PSNI examine photo of masked man reading QIH death threat
Man in balaclava pictured reading letter threatening to kill directors of Border firm
A photograph of a man appearing to read out the latest death threat against the directors of Quinn Industrial Holdings is being examined by the PSNI. Photograph: Courtesy of the Irish News
The photograph, which appeared in Belfast-based newspaper The Irish News, features a man wearing a balaclava and holding a statement purported to be the “last warning” against the directors to resign.
A spokeswoman for the Police Service of Northern Ireland said that it was aware of the photograph and that it was “being considered as part of the wider ongoing investigation.”
The Irish News is not releasing any further information on the circumstances in which the photo was taken. The threatening letter was released to the newspaper on Monday and shared with the PSNI that evening.
Members of the PSNI and the Garda Síochána called to the homes of the five directors of the building materials company based on the Cavan-Fermanagh border on Monday night to inform them about the fresh threat.
The letter warned the five directors that they would face a “permanent solution” if they did not resign and that they “haven’t learned your lesson” from the gang’s abduction and torture of QIH director Kevin Lunney last month.
The threat was directed at Mr Lunney; his brother Tony, QIH’s production director; chief executive Liam McCaffrey; chief financial officer Dara O’Reilly, and non-executive director John McCartin.
Mr McCartin said the photograph “demonstrates shocking audacity and blatant disregard for the rule of law.”
Mr McCaffrey has warned the Border region is “perilously close” to becoming lawless, while Mr McCartin said that it could become “ungovernable” unless threats against the company’s directors are dealt with.
Garda Commissioner Drew Harris rejected the depiction of the Border area as “lawless”. However, the Government is planning to increase resources for the Garda further in the Border counties.
The latest death threat criticises the five managers for not engaging with businessman Sean Quinn, who owned the company before he lost his group in the financial crash, in his attempts to buy back the business.
Mr Quinn has condemned the years-long campaign of intimidation and violence against the men who formerly worked for him but has criticised how he was treated by the company when he departed as an adviser in 2016.
The Garda commissioner and PSNI chief constable Simon Byrne spoke by phone on Wednesday about the ongoing investigations into the attack on Mr Lunney as part of their regular communications.

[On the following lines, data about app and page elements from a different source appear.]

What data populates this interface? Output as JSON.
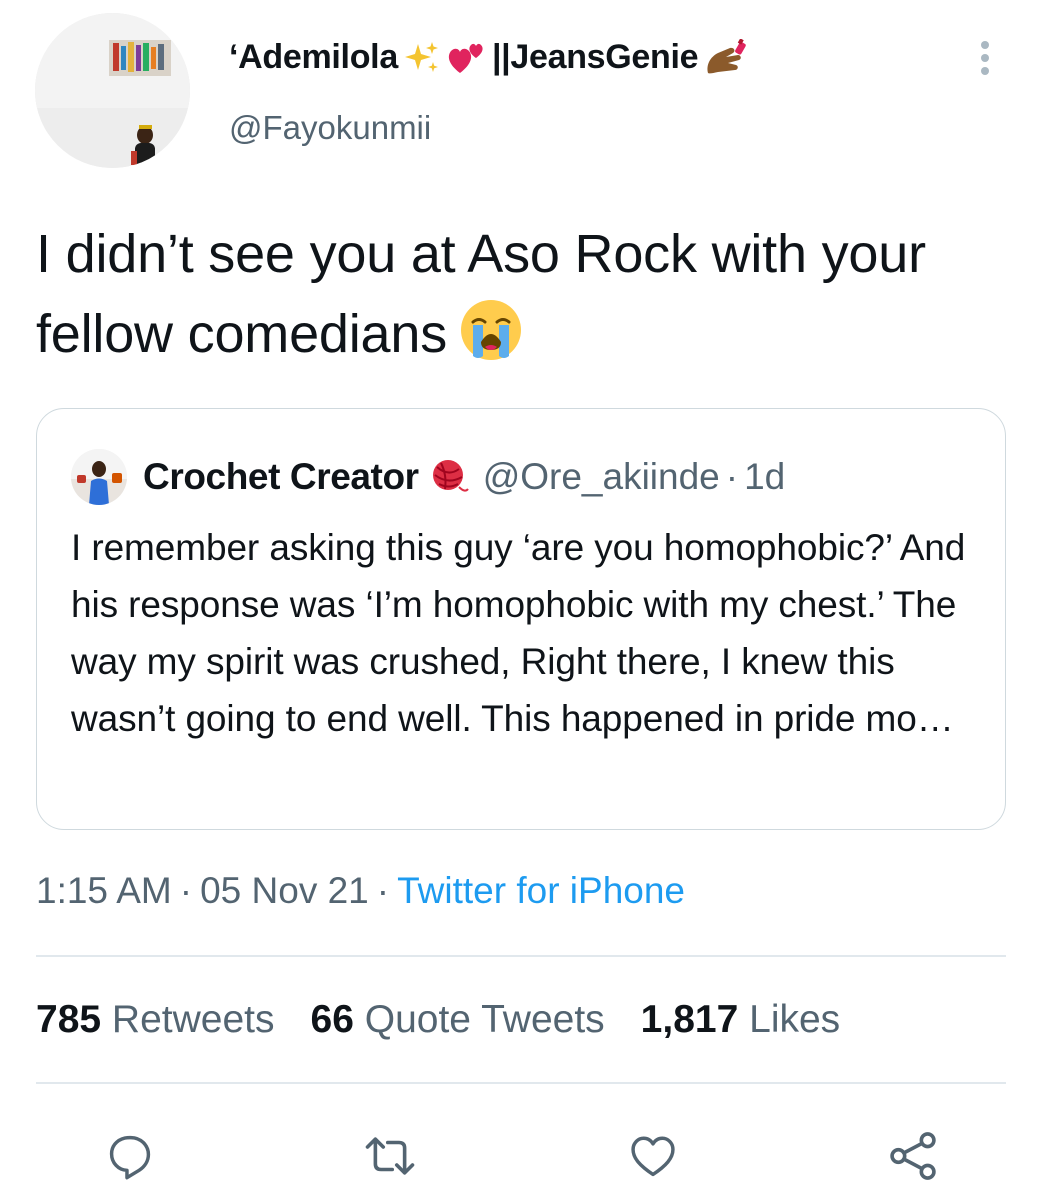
{
  "tweet": {
    "author": {
      "name": "‘Ademilola",
      "name_suffix": "||JeansGenie",
      "handle": "@Fayokunmii"
    },
    "text": "I didn’t see you at Aso Rock with your fellow comedians",
    "timestamp": "1:15 AM",
    "date": "05 Nov 21",
    "separator": "·",
    "source": "Twitter for iPhone"
  },
  "quote": {
    "author_name": "Crochet Creator",
    "handle": "@Ore_akiinde",
    "separator": "·",
    "age": "1d",
    "text": "I remember asking this guy ‘are you homophobic?’ And his response was ‘I’m homophobic with my chest.’ The way my spirit was crushed, Right there, I knew this wasn’t going to end well. This happened in pride mo…"
  },
  "stats": {
    "retweets": {
      "count": "785",
      "label": "Retweets"
    },
    "quote_tweets": {
      "count": "66",
      "label": "Quote Tweets"
    },
    "likes": {
      "count": "1,817",
      "label": "Likes"
    }
  },
  "icons": {
    "reply": "reply-icon",
    "retweet": "retweet-icon",
    "like": "heart-icon",
    "share": "share-icon",
    "more": "more-vertical-icon"
  },
  "colors": {
    "text": "#0f1419",
    "secondary": "#536471",
    "link": "#1d9bf0",
    "border": "#cfd9de"
  }
}
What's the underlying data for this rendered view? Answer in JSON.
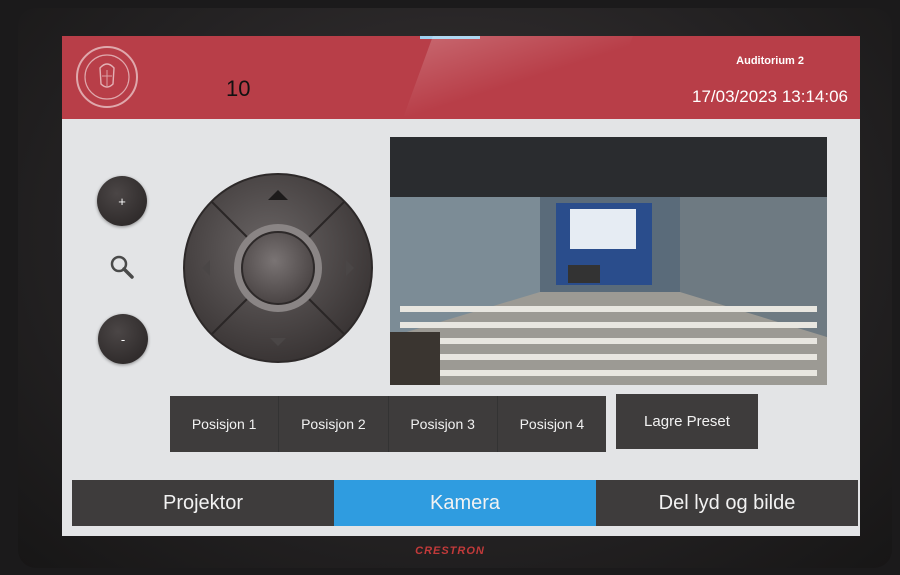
{
  "header": {
    "number": "10",
    "room": "Auditorium 2",
    "datetime": "17/03/2023 13:14:06"
  },
  "zoom": {
    "in_label": "+",
    "out_label": "-"
  },
  "presets": [
    "Posisjon 1",
    "Posisjon 2",
    "Posisjon 3",
    "Posisjon 4"
  ],
  "save_preset": "Lagre Preset",
  "nav": {
    "tabs": [
      "Projektor",
      "Kamera",
      "Del lyd og bilde"
    ],
    "active": "Kamera"
  },
  "brand": "CRESTRON",
  "colors": {
    "header": "#b83e48",
    "active_tab": "#2f9ce0",
    "button": "#3e3c3c"
  }
}
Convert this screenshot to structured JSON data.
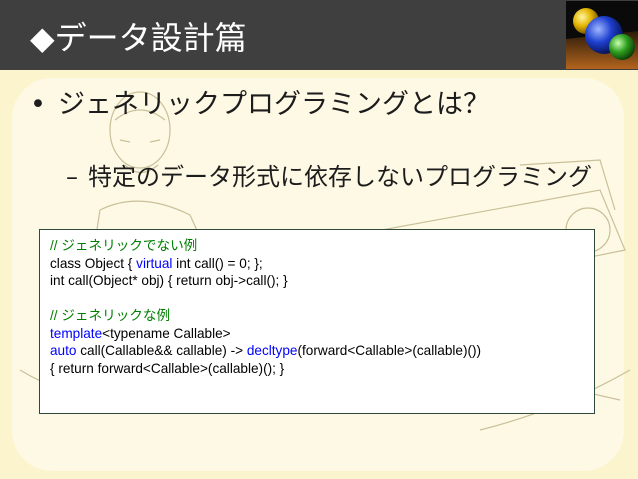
{
  "slide": {
    "title": "◆データ設計篇",
    "bullet_marker": "•",
    "bullet": "ジェネリックプログラミングとは？",
    "sub_marker": "–",
    "sub_bullet": "特定のデータ形式に依存しないプログラミング"
  },
  "code": {
    "line1": "// ジェネリックでない例",
    "line2_a": "class Object { ",
    "line2_kw": "virtual",
    "line2_b": " int call() = 0; };",
    "line3": "int call(Object* obj) { return obj->call(); }",
    "line5": "// ジェネリックな例",
    "line6_kw": "template",
    "line6_b": "<typename Callable>",
    "line7_kw1": "auto",
    "line7_b": " call(Callable&& callable) -> ",
    "line7_kw2": "decltype",
    "line7_c": "(forward<Callable>(callable)())",
    "line8": "{ return forward<Callable>(callable)(); }"
  },
  "colors": {
    "title_bar": "#3f3f3f",
    "background": "#fbf4cc",
    "comment": "#008000",
    "keyword": "#0000ff"
  }
}
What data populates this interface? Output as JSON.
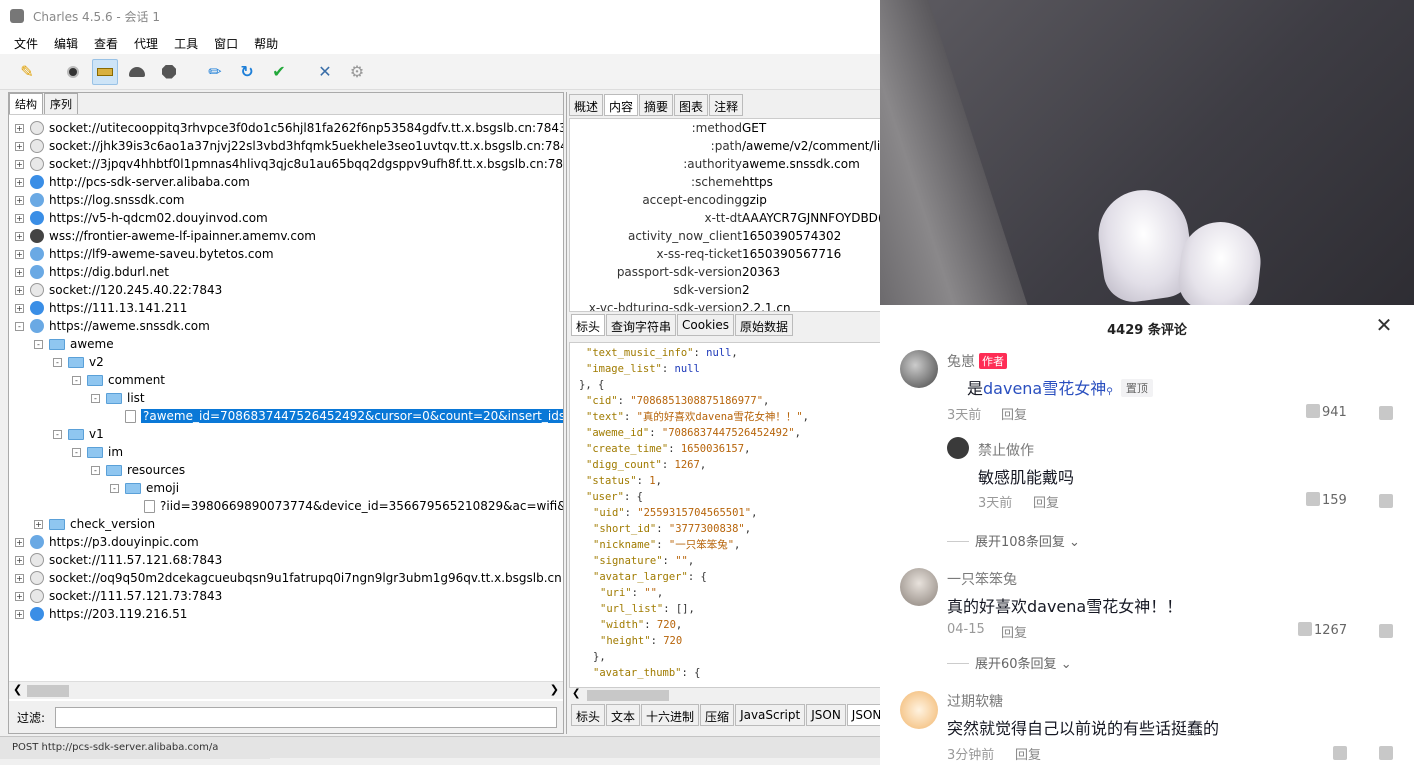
{
  "charles": {
    "title": "Charles 4.5.6 - 会话 1",
    "menu": [
      "文件",
      "编辑",
      "查看",
      "代理",
      "工具",
      "窗口",
      "帮助"
    ],
    "toolbar": [
      "broom-icon",
      "record-icon",
      "throttle-icon",
      "turtle-icon",
      "stop-icon",
      "pen-icon",
      "refresh-icon",
      "check-icon",
      "tools-icon",
      "settings-icon"
    ],
    "left_tabs": [
      "结构",
      "序列"
    ],
    "tree": [
      {
        "depth": 0,
        "exp": "+",
        "icon": "sock",
        "text": "socket://utitecooppitq3rhvpce3f0do1c56hjl81fa262f6np53584gdfv.tt.x.bsgslb.cn:7843"
      },
      {
        "depth": 0,
        "exp": "+",
        "icon": "sock",
        "text": "socket://jhk39is3c6ao1a37njvj22sl3vbd3hfqmk5uekhele3seo1uvtqv.tt.x.bsgslb.cn:7843"
      },
      {
        "depth": 0,
        "exp": "+",
        "icon": "sock",
        "text": "socket://3jpqv4hhbtf0l1pmnas4hlivq3qjc8u1au65bqq2dgsppv9ufh8f.tt.x.bsgslb.cn:7843"
      },
      {
        "depth": 0,
        "exp": "+",
        "icon": "web",
        "text": "http://pcs-sdk-server.alibaba.com"
      },
      {
        "depth": 0,
        "exp": "+",
        "icon": "bolt",
        "text": "https://log.snssdk.com"
      },
      {
        "depth": 0,
        "exp": "+",
        "icon": "web",
        "text": "https://v5-h-qdcm02.douyinvod.com"
      },
      {
        "depth": 0,
        "exp": "+",
        "icon": "wss",
        "text": "wss://frontier-aweme-lf-ipainner.amemv.com"
      },
      {
        "depth": 0,
        "exp": "+",
        "icon": "bolt",
        "text": "https://lf9-aweme-saveu.bytetos.com"
      },
      {
        "depth": 0,
        "exp": "+",
        "icon": "bolt",
        "text": "https://dig.bdurl.net"
      },
      {
        "depth": 0,
        "exp": "+",
        "icon": "sock",
        "text": "socket://120.245.40.22:7843"
      },
      {
        "depth": 0,
        "exp": "+",
        "icon": "web",
        "text": "https://111.13.141.211"
      },
      {
        "depth": 0,
        "exp": "-",
        "icon": "bolt",
        "text": "https://aweme.snssdk.com"
      },
      {
        "depth": 1,
        "exp": "-",
        "icon": "fold",
        "text": "aweme"
      },
      {
        "depth": 2,
        "exp": "-",
        "icon": "fold",
        "text": "v2"
      },
      {
        "depth": 3,
        "exp": "-",
        "icon": "fold",
        "text": "comment"
      },
      {
        "depth": 4,
        "exp": "-",
        "icon": "fold",
        "text": "list"
      },
      {
        "depth": 5,
        "exp": "",
        "icon": "file",
        "text": "?aweme_id=7086837447526452492&cursor=0&count=20&insert_ids&a",
        "selected": true
      },
      {
        "depth": 2,
        "exp": "-",
        "icon": "fold",
        "text": "v1"
      },
      {
        "depth": 3,
        "exp": "-",
        "icon": "fold",
        "text": "im"
      },
      {
        "depth": 4,
        "exp": "-",
        "icon": "fold",
        "text": "resources"
      },
      {
        "depth": 5,
        "exp": "-",
        "icon": "fold",
        "text": "emoji"
      },
      {
        "depth": 6,
        "exp": "",
        "icon": "file",
        "text": "?iid=3980669890073774&device_id=356679565210829&ac=wifi&cha"
      },
      {
        "depth": 1,
        "exp": "+",
        "icon": "fold",
        "text": "check_version"
      },
      {
        "depth": 0,
        "exp": "+",
        "icon": "bolt",
        "text": "https://p3.douyinpic.com"
      },
      {
        "depth": 0,
        "exp": "+",
        "icon": "sock",
        "text": "socket://111.57.121.68:7843"
      },
      {
        "depth": 0,
        "exp": "+",
        "icon": "sock",
        "text": "socket://oq9q50m2dcekagcueubqsn9u1fatrupq0i7ngn9lgr3ubm1g96qv.tt.x.bsgslb.cn:78"
      },
      {
        "depth": 0,
        "exp": "+",
        "icon": "sock",
        "text": "socket://111.57.121.73:7843"
      },
      {
        "depth": 0,
        "exp": "+",
        "icon": "web",
        "text": "https://203.119.216.51"
      }
    ],
    "filter_label": "过滤:",
    "filter_value": "",
    "right_tabs": [
      "概述",
      "内容",
      "摘要",
      "图表",
      "注释"
    ],
    "headers": [
      {
        "k": ":method",
        "v": "GET"
      },
      {
        "k": ":path",
        "v": "/aweme/v2/comment/lis"
      },
      {
        "k": ":authority",
        "v": "aweme.snssdk.com"
      },
      {
        "k": ":scheme",
        "v": "https"
      },
      {
        "k": "accept-encoding",
        "v": "gzip"
      },
      {
        "k": "x-tt-dt",
        "v": "AAAYCR7GJNNFOYDBD("
      },
      {
        "k": "activity_now_client",
        "v": "1650390574302"
      },
      {
        "k": "x-ss-req-ticket",
        "v": "1650390567716"
      },
      {
        "k": "passport-sdk-version",
        "v": "20363"
      },
      {
        "k": "sdk-version",
        "v": "2"
      },
      {
        "k": "x-vc-bdturing-sdk-version",
        "v": "2.2.1.cn"
      }
    ],
    "req_tabs": [
      "标头",
      "查询字符串",
      "Cookies",
      "原始数据"
    ],
    "json_lines": [
      {
        "ind": 2,
        "parts": [
          [
            "k",
            "\"text_music_info\""
          ],
          [
            "p",
            ": "
          ],
          [
            "b",
            "null"
          ],
          [
            "p",
            ","
          ]
        ]
      },
      {
        "ind": 2,
        "parts": [
          [
            "k",
            "\"image_list\""
          ],
          [
            "p",
            ": "
          ],
          [
            "b",
            "null"
          ]
        ]
      },
      {
        "ind": 1,
        "parts": [
          [
            "p",
            "}, {"
          ]
        ]
      },
      {
        "ind": 2,
        "parts": [
          [
            "k",
            "\"cid\""
          ],
          [
            "p",
            ": "
          ],
          [
            "s",
            "\"7086851308875186977\""
          ],
          [
            "p",
            ","
          ]
        ]
      },
      {
        "ind": 2,
        "parts": [
          [
            "k",
            "\"text\""
          ],
          [
            "p",
            ": "
          ],
          [
            "s",
            "\"真的好喜欢davena雪花女神！！\""
          ],
          [
            "p",
            ","
          ]
        ]
      },
      {
        "ind": 2,
        "parts": [
          [
            "k",
            "\"aweme_id\""
          ],
          [
            "p",
            ": "
          ],
          [
            "s",
            "\"7086837447526452492\""
          ],
          [
            "p",
            ","
          ]
        ]
      },
      {
        "ind": 2,
        "parts": [
          [
            "k",
            "\"create_time\""
          ],
          [
            "p",
            ": "
          ],
          [
            "n",
            "1650036157"
          ],
          [
            "p",
            ","
          ]
        ]
      },
      {
        "ind": 2,
        "parts": [
          [
            "k",
            "\"digg_count\""
          ],
          [
            "p",
            ": "
          ],
          [
            "n",
            "1267"
          ],
          [
            "p",
            ","
          ]
        ]
      },
      {
        "ind": 2,
        "parts": [
          [
            "k",
            "\"status\""
          ],
          [
            "p",
            ": "
          ],
          [
            "n",
            "1"
          ],
          [
            "p",
            ","
          ]
        ]
      },
      {
        "ind": 2,
        "parts": [
          [
            "k",
            "\"user\""
          ],
          [
            "p",
            ": {"
          ]
        ]
      },
      {
        "ind": 3,
        "parts": [
          [
            "k",
            "\"uid\""
          ],
          [
            "p",
            ": "
          ],
          [
            "s",
            "\"2559315704565501\""
          ],
          [
            "p",
            ","
          ]
        ]
      },
      {
        "ind": 3,
        "parts": [
          [
            "k",
            "\"short_id\""
          ],
          [
            "p",
            ": "
          ],
          [
            "s",
            "\"3777300838\""
          ],
          [
            "p",
            ","
          ]
        ]
      },
      {
        "ind": 3,
        "parts": [
          [
            "k",
            "\"nickname\""
          ],
          [
            "p",
            ": "
          ],
          [
            "s",
            "\"一只笨笨兔\""
          ],
          [
            "p",
            ","
          ]
        ]
      },
      {
        "ind": 3,
        "parts": [
          [
            "k",
            "\"signature\""
          ],
          [
            "p",
            ": "
          ],
          [
            "s",
            "\"\""
          ],
          [
            "p",
            ","
          ]
        ]
      },
      {
        "ind": 3,
        "parts": [
          [
            "k",
            "\"avatar_larger\""
          ],
          [
            "p",
            ": {"
          ]
        ]
      },
      {
        "ind": 4,
        "parts": [
          [
            "k",
            "\"uri\""
          ],
          [
            "p",
            ": "
          ],
          [
            "s",
            "\"\""
          ],
          [
            "p",
            ","
          ]
        ]
      },
      {
        "ind": 4,
        "parts": [
          [
            "k",
            "\"url_list\""
          ],
          [
            "p",
            ": [],"
          ]
        ]
      },
      {
        "ind": 4,
        "parts": [
          [
            "k",
            "\"width\""
          ],
          [
            "p",
            ": "
          ],
          [
            "n",
            "720"
          ],
          [
            "p",
            ","
          ]
        ]
      },
      {
        "ind": 4,
        "parts": [
          [
            "k",
            "\"height\""
          ],
          [
            "p",
            ": "
          ],
          [
            "n",
            "720"
          ]
        ]
      },
      {
        "ind": 3,
        "parts": [
          [
            "p",
            "},"
          ]
        ]
      },
      {
        "ind": 3,
        "parts": [
          [
            "k",
            "\"avatar_thumb\""
          ],
          [
            "p",
            ": {"
          ]
        ]
      }
    ],
    "resp_tabs": [
      "标头",
      "文本",
      "十六进制",
      "压缩",
      "JavaScript",
      "JSON",
      "JSON"
    ],
    "status": "POST http://pcs-sdk-server.alibaba.com/a"
  },
  "comments": {
    "header": "4429 条评论",
    "items": [
      {
        "user": "兔崽",
        "badge": "作者",
        "text_prefix": "是",
        "hashtag": "davena雪花女神",
        "pinned": "置顶",
        "time": "3天前",
        "reply": "回复",
        "likes": "941",
        "avatar_color": "#555"
      },
      {
        "user": "禁止做作",
        "text": "敏感肌能戴吗",
        "time": "3天前",
        "reply": "回复",
        "likes": "159",
        "avatar_color": "#3a3a3a"
      },
      {
        "user": "一只笨笨兔",
        "text": "真的好喜欢davena雪花女神！！",
        "time": "04-15",
        "reply": "回复",
        "likes": "1267",
        "avatar_color": "#b9b0a8"
      },
      {
        "user": "过期软糖",
        "text": "突然就觉得自己以前说的有些话挺蠢的",
        "time": "3分钟前",
        "reply": "回复",
        "likes": "",
        "avatar_color": "#f2b66d"
      }
    ],
    "expand_1": "展开108条回复",
    "expand_2": "展开60条回复"
  }
}
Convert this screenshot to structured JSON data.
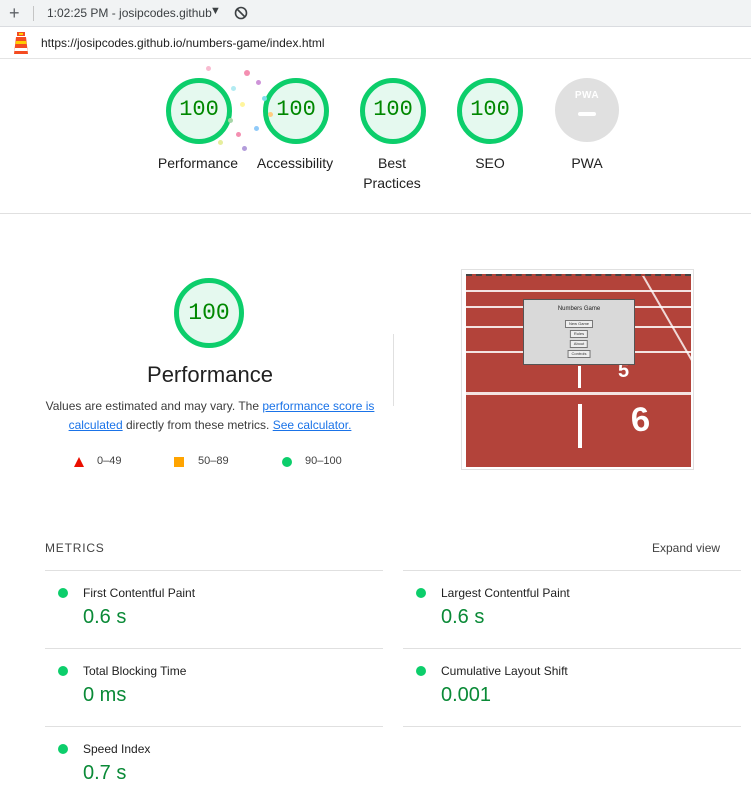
{
  "toolbar": {
    "new_icon": "+",
    "session": "1:02:25 PM - josipcodes.github",
    "dropdown_icon": "▼"
  },
  "urlbar": {
    "url": "https://josipcodes.github.io/numbers-game/index.html"
  },
  "gauges": [
    {
      "score": "100",
      "label": "Performance"
    },
    {
      "score": "100",
      "label": "Accessibility"
    },
    {
      "score": "100",
      "label": "Best Practices"
    },
    {
      "score": "100",
      "label": "SEO"
    },
    {
      "score": "PWA",
      "label": "PWA"
    }
  ],
  "performance": {
    "score": "100",
    "title": "Performance",
    "desc_pre": "Values are estimated and may vary. The ",
    "desc_link1": "performance score is calculated",
    "desc_mid": " directly from these metrics. ",
    "desc_link2": "See calculator."
  },
  "legend": [
    {
      "range": "0–49",
      "color": "#eb0f00"
    },
    {
      "range": "50–89",
      "color": "#ffa400"
    },
    {
      "range": "90–100",
      "color": "#0cce6b"
    }
  ],
  "thumbnail": {
    "title": "Numbers Game",
    "buttons": [
      "New Game",
      "Rules",
      "About",
      "Controls"
    ],
    "lane_5": "5",
    "lane_6": "6"
  },
  "metrics": {
    "header": "METRICS",
    "expand": "Expand view",
    "items": [
      {
        "label": "First Contentful Paint",
        "value": "0.6 s"
      },
      {
        "label": "Largest Contentful Paint",
        "value": "0.6 s"
      },
      {
        "label": "Total Blocking Time",
        "value": "0 ms"
      },
      {
        "label": "Cumulative Layout Shift",
        "value": "0.001"
      },
      {
        "label": "Speed Index",
        "value": "0.7 s"
      }
    ]
  },
  "colors": {
    "pass": "#0cce6b",
    "pass_text": "#008800",
    "link": "#1a73e8"
  }
}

The two police forces, north and south of the Border, are cooperating on the investigation into the attack and continuing threats against the local businessmen.